## [To do]
Skip the pictures. Give all the data again exactly.

## [Data provided]
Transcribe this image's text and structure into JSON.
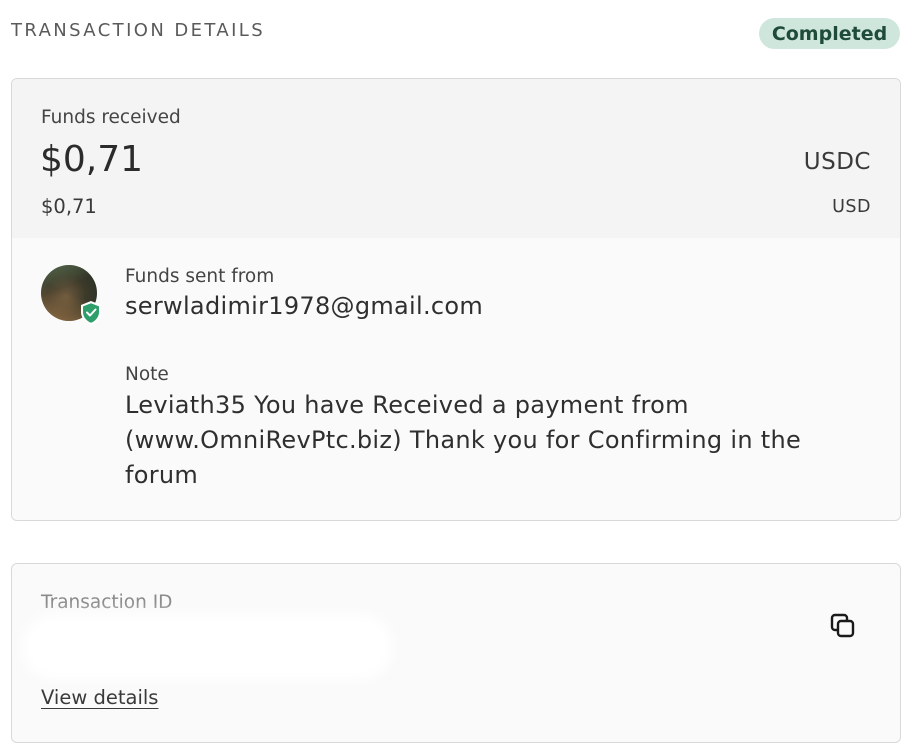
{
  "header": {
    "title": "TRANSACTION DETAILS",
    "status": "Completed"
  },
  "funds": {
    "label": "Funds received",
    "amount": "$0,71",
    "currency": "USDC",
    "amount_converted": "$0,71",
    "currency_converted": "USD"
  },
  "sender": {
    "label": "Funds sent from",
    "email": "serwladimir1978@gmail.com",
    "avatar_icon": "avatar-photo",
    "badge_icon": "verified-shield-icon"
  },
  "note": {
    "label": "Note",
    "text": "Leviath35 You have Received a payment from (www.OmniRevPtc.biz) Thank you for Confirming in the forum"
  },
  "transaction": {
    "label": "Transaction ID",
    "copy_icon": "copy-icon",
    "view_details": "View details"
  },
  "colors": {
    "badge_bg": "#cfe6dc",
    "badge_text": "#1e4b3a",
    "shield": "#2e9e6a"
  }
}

## [Task result]
Transcribe this image's text and structure into JSON.
{
  "header": {
    "title": "TRANSACTION DETAILS",
    "status": "Completed"
  },
  "funds": {
    "label": "Funds received",
    "amount": "$0,71",
    "currency": "USDC",
    "amount_converted": "$0,71",
    "currency_converted": "USD"
  },
  "sender": {
    "label": "Funds sent from",
    "email": "serwladimir1978@gmail.com",
    "avatar_icon": "avatar-photo",
    "badge_icon": "verified-shield-icon"
  },
  "note": {
    "label": "Note",
    "text": "Leviath35 You have Received a payment from (www.OmniRevPtc.biz) Thank you for Confirming in the forum"
  },
  "transaction": {
    "label": "Transaction ID",
    "copy_icon": "copy-icon",
    "view_details": "View details"
  },
  "colors": {
    "badge_bg": "#cfe6dc",
    "badge_text": "#1e4b3a",
    "shield": "#2e9e6a"
  }
}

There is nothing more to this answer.